**TASK STATEMENT**.
Each line in the entries that has the word "Employer" has to be copied.

**RECORD EXCERPTS**.
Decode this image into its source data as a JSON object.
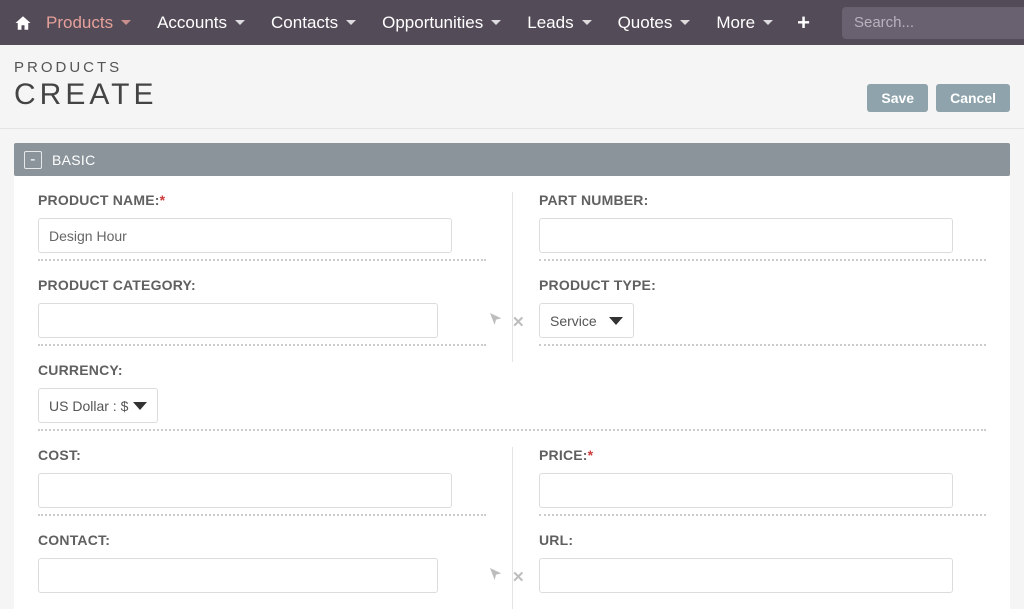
{
  "nav": {
    "items": [
      {
        "label": "Products",
        "active": true
      },
      {
        "label": "Accounts"
      },
      {
        "label": "Contacts"
      },
      {
        "label": "Opportunities"
      },
      {
        "label": "Leads"
      },
      {
        "label": "Quotes"
      },
      {
        "label": "More"
      }
    ],
    "search_placeholder": "Search..."
  },
  "page": {
    "breadcrumb": "PRODUCTS",
    "title": "CREATE",
    "save": "Save",
    "cancel": "Cancel"
  },
  "panel": {
    "title": "BASIC",
    "collapse_symbol": "-"
  },
  "fields": {
    "product_name": {
      "label": "PRODUCT NAME:",
      "value": "Design Hour",
      "required": true
    },
    "part_number": {
      "label": "PART NUMBER:",
      "value": ""
    },
    "product_category": {
      "label": "PRODUCT CATEGORY:",
      "value": ""
    },
    "product_type": {
      "label": "PRODUCT TYPE:",
      "value": "Service"
    },
    "currency": {
      "label": "CURRENCY:",
      "value": "US Dollar : $"
    },
    "cost": {
      "label": "COST:",
      "value": ""
    },
    "price": {
      "label": "PRICE:",
      "value": "",
      "required": true
    },
    "contact": {
      "label": "CONTACT:",
      "value": ""
    },
    "url": {
      "label": "URL:",
      "value": ""
    }
  },
  "colors": {
    "navbar_bg": "#544b58",
    "active_nav": "#e6a09a",
    "panel_header": "#8a949a",
    "button_bg": "#8ea3ab"
  }
}
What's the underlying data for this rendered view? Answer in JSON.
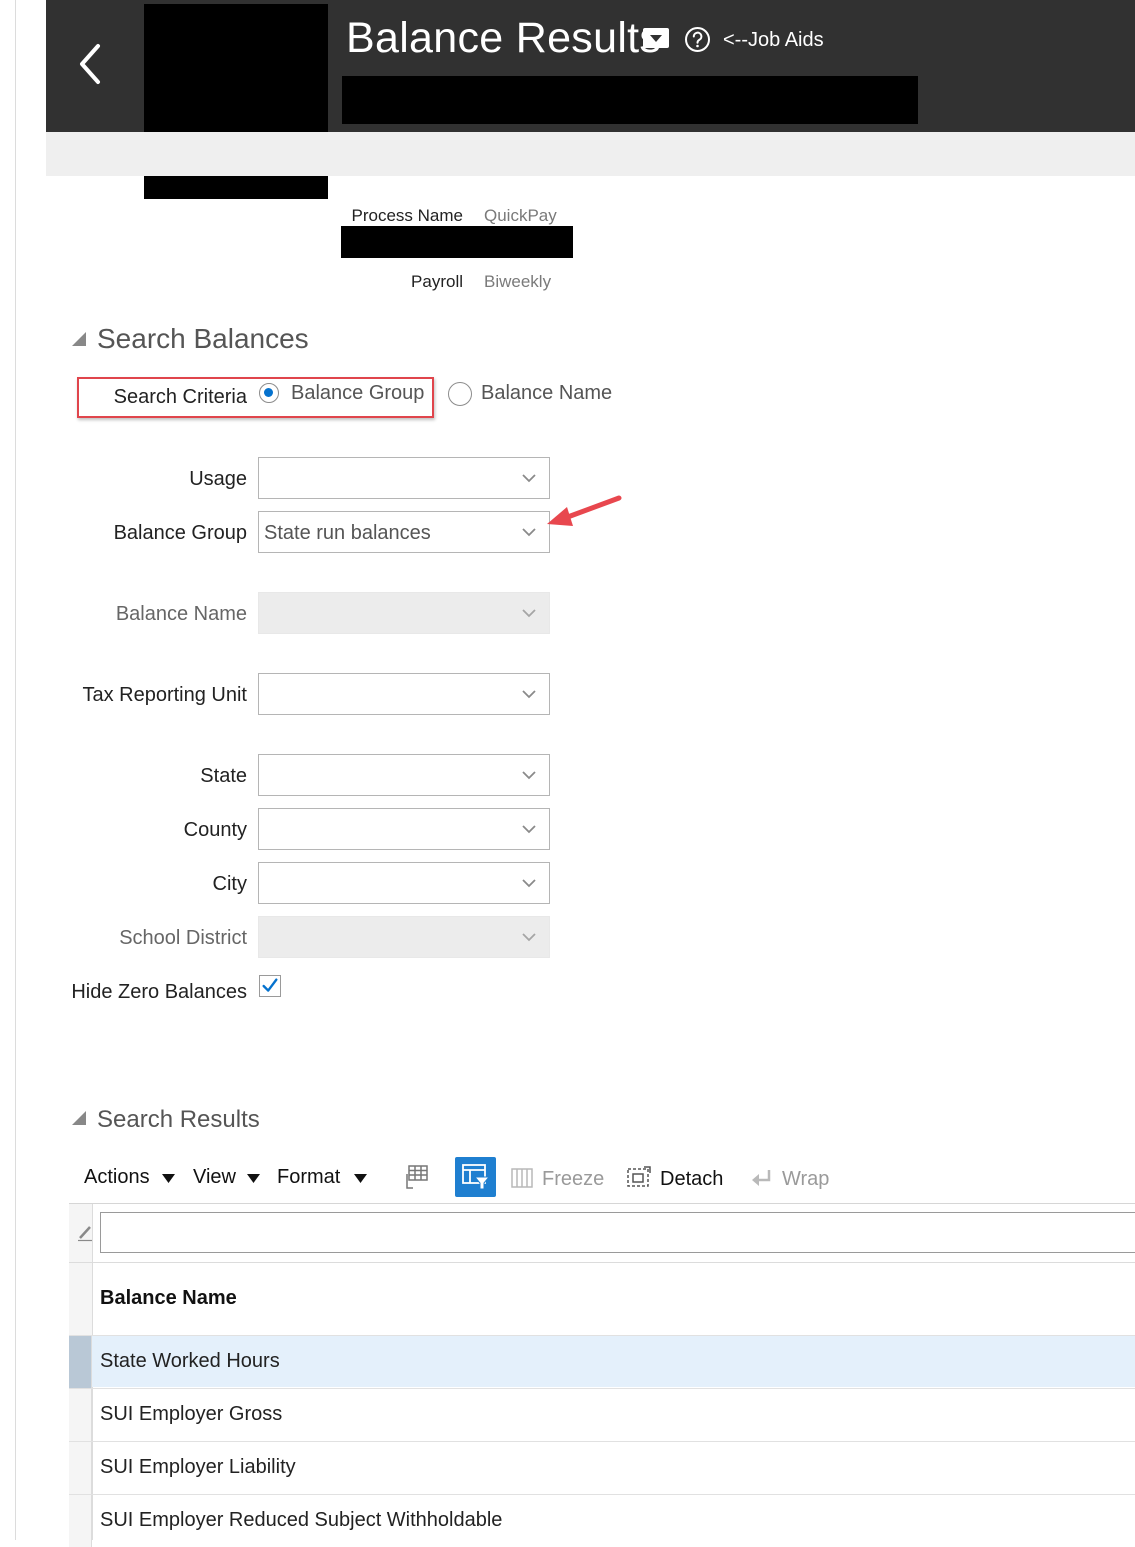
{
  "colors": {
    "header_bg": "#313131",
    "accent": "#0572ce",
    "highlight_border": "#e0454c",
    "selected_row": "#e4f0fb"
  },
  "header": {
    "title": "Balance Results",
    "job_aids_link": "<--Job Aids",
    "icons": [
      "back-chevron-icon",
      "message-icon",
      "help-icon"
    ]
  },
  "summary": {
    "process_name_label": "Process Name",
    "process_name_value": "QuickPay",
    "payroll_label": "Payroll",
    "payroll_value": "Biweekly"
  },
  "search_balances": {
    "title": "Search Balances",
    "search_criteria_label": "Search Criteria",
    "options": [
      {
        "label": "Balance Group",
        "selected": true
      },
      {
        "label": "Balance Name",
        "selected": false
      }
    ],
    "fields": {
      "usage": {
        "label": "Usage",
        "value": ""
      },
      "balance_group": {
        "label": "Balance Group",
        "value": "State run balances"
      },
      "balance_name": {
        "label": "Balance Name",
        "value": "",
        "disabled": true
      },
      "tax_reporting_unit": {
        "label": "Tax Reporting Unit",
        "value": ""
      },
      "state": {
        "label": "State",
        "value": ""
      },
      "county": {
        "label": "County",
        "value": ""
      },
      "city": {
        "label": "City",
        "value": ""
      },
      "school_district": {
        "label": "School District",
        "value": "",
        "disabled": true
      }
    },
    "hide_zero_balances": {
      "label": "Hide Zero Balances",
      "checked": true
    }
  },
  "search_results": {
    "title": "Search Results",
    "toolbar": {
      "actions": "Actions",
      "view": "View",
      "format": "Format",
      "freeze": "Freeze",
      "detach": "Detach",
      "wrap": "Wrap"
    },
    "filter_value": "",
    "column_header": "Balance Name",
    "rows": [
      "State Worked Hours",
      "SUI Employer Gross",
      "SUI Employer Liability",
      "SUI Employer Reduced Subject Withholdable"
    ]
  }
}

**RESULT**.
      "SUI Employer Gross",
      "SUI Employer Liability",
      "SUI Employer Reduced Subject Withholdable"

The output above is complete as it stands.